All too rapidly, the years passed by. Eventually we retired and I began dispensing of my library. All my journals were shipped to China, my books were given away or those too dated for any use were tossed in the garbage bin. There now remain only a half dozen or so books, all with sentimental value — among them, Victor Cahalane's "The Mammals of North America", a 1947 Christmas present from my parents, years before I chose Mammalogy as my profession; Roger Tory Peterson's "A field Guide to the Birds of Eastern North America", my first field guide to "birding"; and of course the little white Christmas present, the most valued of all. When Mary Ruth and I are gone, most likely neither of our girls will appreciate the sentimental significance of the little white book. I assume it will be tossed, along with the old magazines, videos, and novels, biographies and other books scattered around the house. But, that is all right, the memories it possesses are Mary Ruth's and mine alone; no one else would or could really understand.
So, now you know why each year, as Christmas approaches, I take down the little smudged, white book and thumb through its pages, reading once again, through misty eyes, the inscription on the title page, "To Willie from Dosie", glancing from time to time at the picture of Mary Ruth on my desk, the one I took of her in Fitchburg that long ago first Christmas.

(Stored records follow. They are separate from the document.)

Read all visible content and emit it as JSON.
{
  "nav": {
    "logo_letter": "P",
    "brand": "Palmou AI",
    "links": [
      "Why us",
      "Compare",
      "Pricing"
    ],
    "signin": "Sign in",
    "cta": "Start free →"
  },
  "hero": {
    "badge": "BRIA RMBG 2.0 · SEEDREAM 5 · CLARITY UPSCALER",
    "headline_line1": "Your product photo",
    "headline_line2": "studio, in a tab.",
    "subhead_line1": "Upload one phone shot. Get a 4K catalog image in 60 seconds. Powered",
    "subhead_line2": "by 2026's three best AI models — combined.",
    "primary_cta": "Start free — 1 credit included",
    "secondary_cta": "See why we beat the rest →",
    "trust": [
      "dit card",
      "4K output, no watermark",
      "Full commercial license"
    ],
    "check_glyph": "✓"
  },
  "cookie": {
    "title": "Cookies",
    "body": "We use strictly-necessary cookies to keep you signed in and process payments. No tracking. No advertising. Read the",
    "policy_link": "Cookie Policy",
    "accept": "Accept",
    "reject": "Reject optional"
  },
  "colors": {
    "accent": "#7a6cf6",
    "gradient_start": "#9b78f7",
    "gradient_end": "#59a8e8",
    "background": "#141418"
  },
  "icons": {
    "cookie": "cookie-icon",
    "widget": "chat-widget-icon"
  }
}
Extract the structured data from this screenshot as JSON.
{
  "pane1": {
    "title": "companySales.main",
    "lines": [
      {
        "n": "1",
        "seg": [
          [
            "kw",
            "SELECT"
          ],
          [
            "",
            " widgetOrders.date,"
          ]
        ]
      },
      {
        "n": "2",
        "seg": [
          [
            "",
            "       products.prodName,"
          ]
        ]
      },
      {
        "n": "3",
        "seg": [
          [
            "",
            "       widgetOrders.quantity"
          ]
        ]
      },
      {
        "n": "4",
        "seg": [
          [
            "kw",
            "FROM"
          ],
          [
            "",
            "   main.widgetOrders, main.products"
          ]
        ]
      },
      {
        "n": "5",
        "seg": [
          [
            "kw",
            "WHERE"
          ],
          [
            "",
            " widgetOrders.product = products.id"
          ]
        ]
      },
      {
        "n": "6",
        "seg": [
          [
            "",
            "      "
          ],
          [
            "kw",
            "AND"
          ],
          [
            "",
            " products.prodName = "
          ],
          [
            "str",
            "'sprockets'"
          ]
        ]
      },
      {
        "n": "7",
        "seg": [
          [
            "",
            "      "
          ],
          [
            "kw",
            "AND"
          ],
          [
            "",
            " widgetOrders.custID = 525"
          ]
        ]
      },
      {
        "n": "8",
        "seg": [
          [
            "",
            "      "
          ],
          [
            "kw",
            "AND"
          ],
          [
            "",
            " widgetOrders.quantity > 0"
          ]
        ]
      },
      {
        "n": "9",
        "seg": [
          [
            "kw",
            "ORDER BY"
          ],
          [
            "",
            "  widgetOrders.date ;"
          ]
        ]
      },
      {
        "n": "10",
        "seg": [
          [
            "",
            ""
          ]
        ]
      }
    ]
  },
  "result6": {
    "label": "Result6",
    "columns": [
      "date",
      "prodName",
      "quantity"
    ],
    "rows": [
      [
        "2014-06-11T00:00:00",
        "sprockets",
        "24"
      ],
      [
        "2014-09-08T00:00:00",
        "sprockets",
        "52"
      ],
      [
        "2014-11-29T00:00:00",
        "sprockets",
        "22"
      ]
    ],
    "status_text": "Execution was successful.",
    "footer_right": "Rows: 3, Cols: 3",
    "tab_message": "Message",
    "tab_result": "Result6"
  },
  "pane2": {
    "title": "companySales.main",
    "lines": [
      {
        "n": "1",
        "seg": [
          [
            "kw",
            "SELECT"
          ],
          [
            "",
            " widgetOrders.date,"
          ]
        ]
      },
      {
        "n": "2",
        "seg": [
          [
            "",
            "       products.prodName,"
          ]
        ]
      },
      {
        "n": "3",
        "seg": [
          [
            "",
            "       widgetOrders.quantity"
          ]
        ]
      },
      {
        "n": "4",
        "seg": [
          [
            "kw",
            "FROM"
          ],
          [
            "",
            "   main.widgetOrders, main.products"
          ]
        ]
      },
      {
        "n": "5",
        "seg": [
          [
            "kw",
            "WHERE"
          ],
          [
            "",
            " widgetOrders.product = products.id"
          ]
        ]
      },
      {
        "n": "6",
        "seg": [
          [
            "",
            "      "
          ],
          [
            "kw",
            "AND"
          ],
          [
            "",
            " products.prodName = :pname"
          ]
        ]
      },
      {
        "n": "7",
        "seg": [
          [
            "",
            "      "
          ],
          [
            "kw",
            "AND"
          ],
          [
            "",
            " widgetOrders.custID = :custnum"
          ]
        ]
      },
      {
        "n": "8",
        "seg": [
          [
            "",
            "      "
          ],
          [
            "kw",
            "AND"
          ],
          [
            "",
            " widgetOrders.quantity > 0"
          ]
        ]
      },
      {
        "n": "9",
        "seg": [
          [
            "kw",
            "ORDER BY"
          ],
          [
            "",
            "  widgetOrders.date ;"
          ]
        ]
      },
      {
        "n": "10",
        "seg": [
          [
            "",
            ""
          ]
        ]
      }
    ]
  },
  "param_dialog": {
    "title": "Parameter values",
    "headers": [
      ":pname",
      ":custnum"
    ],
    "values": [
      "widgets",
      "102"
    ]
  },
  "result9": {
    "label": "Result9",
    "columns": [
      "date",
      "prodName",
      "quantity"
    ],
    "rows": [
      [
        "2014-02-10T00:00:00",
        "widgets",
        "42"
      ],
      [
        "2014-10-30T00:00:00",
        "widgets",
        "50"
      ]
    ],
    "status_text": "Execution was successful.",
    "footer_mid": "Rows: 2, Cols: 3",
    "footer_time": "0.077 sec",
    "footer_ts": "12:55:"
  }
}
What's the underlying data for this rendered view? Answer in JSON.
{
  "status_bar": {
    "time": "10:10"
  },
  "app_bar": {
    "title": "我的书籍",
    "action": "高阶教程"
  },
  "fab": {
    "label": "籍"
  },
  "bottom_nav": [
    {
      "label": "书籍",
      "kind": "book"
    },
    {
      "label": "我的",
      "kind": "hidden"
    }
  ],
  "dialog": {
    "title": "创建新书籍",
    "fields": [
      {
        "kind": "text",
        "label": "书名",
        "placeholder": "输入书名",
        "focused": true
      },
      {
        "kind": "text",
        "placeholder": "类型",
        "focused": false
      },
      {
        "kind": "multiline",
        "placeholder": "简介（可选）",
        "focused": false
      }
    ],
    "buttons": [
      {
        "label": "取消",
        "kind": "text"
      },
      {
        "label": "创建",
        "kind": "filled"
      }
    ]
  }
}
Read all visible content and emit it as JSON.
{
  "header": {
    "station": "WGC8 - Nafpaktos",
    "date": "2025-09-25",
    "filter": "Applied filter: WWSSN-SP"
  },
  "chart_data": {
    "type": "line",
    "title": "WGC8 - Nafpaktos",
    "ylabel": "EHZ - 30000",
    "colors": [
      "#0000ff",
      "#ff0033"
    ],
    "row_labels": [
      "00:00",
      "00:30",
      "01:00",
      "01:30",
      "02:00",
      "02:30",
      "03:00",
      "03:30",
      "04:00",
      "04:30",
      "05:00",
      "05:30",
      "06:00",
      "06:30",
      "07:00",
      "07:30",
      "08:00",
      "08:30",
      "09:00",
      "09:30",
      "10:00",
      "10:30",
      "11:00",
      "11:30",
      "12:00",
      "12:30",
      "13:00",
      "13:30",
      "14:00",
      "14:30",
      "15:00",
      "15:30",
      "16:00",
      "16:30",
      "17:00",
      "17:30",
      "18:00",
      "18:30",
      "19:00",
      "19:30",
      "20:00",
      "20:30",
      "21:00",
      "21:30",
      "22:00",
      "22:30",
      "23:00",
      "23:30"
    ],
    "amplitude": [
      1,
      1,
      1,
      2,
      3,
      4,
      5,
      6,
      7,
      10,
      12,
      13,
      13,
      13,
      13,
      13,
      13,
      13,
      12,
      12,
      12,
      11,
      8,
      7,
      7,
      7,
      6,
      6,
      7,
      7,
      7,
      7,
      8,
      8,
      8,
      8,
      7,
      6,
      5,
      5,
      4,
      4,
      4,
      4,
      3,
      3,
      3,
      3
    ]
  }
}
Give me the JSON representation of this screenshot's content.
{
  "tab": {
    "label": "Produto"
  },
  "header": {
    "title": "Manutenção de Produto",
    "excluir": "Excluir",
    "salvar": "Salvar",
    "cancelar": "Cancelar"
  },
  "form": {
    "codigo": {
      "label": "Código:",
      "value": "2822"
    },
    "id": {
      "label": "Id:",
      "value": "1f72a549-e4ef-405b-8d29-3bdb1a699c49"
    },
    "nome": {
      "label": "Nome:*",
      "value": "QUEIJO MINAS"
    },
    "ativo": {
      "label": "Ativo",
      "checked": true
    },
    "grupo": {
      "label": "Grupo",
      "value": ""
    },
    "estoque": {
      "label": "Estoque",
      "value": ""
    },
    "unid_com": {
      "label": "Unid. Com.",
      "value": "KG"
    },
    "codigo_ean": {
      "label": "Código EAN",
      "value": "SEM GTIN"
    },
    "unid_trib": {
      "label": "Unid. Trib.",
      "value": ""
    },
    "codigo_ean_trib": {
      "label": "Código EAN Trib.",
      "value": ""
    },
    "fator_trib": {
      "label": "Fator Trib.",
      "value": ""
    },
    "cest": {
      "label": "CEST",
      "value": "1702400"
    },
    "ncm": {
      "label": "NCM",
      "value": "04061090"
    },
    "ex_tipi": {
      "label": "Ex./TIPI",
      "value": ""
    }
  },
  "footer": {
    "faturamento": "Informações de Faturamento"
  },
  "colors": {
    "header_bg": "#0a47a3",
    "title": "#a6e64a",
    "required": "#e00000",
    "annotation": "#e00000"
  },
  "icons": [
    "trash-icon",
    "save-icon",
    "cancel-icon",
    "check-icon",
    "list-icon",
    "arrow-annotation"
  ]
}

When I do, the memories come flowing back — the young 20 year-old bride, the young 22 year-old Second Lieutenant; the apartment at 76 Academy Street; the Bridge at Concord; the Village Green at Lexington; the Old Manse; driving the narrow crooked macadam Massachusetts roads in our blue 1949 Chevrolet; a landscape framed by gray granite stone walls; the profile of "The Old Man of the Mountain"; eating a "Kimball's Special" on Sunday afternoons; the proud feeling of the kaki woolen uniform with its "Ike jacket"; the sensation of wet snow on my face as we looked down upon the lights of Pritchard Street below.
Given our ages, there will not be many more Christmases or many more Christmas presents. But, no matter how many more Christmases are still there for us or how many more presents I receive, none can better the little frayed, smudged, white book of so many Christmases ago, with its simple inscription, "To Willie from Dosie."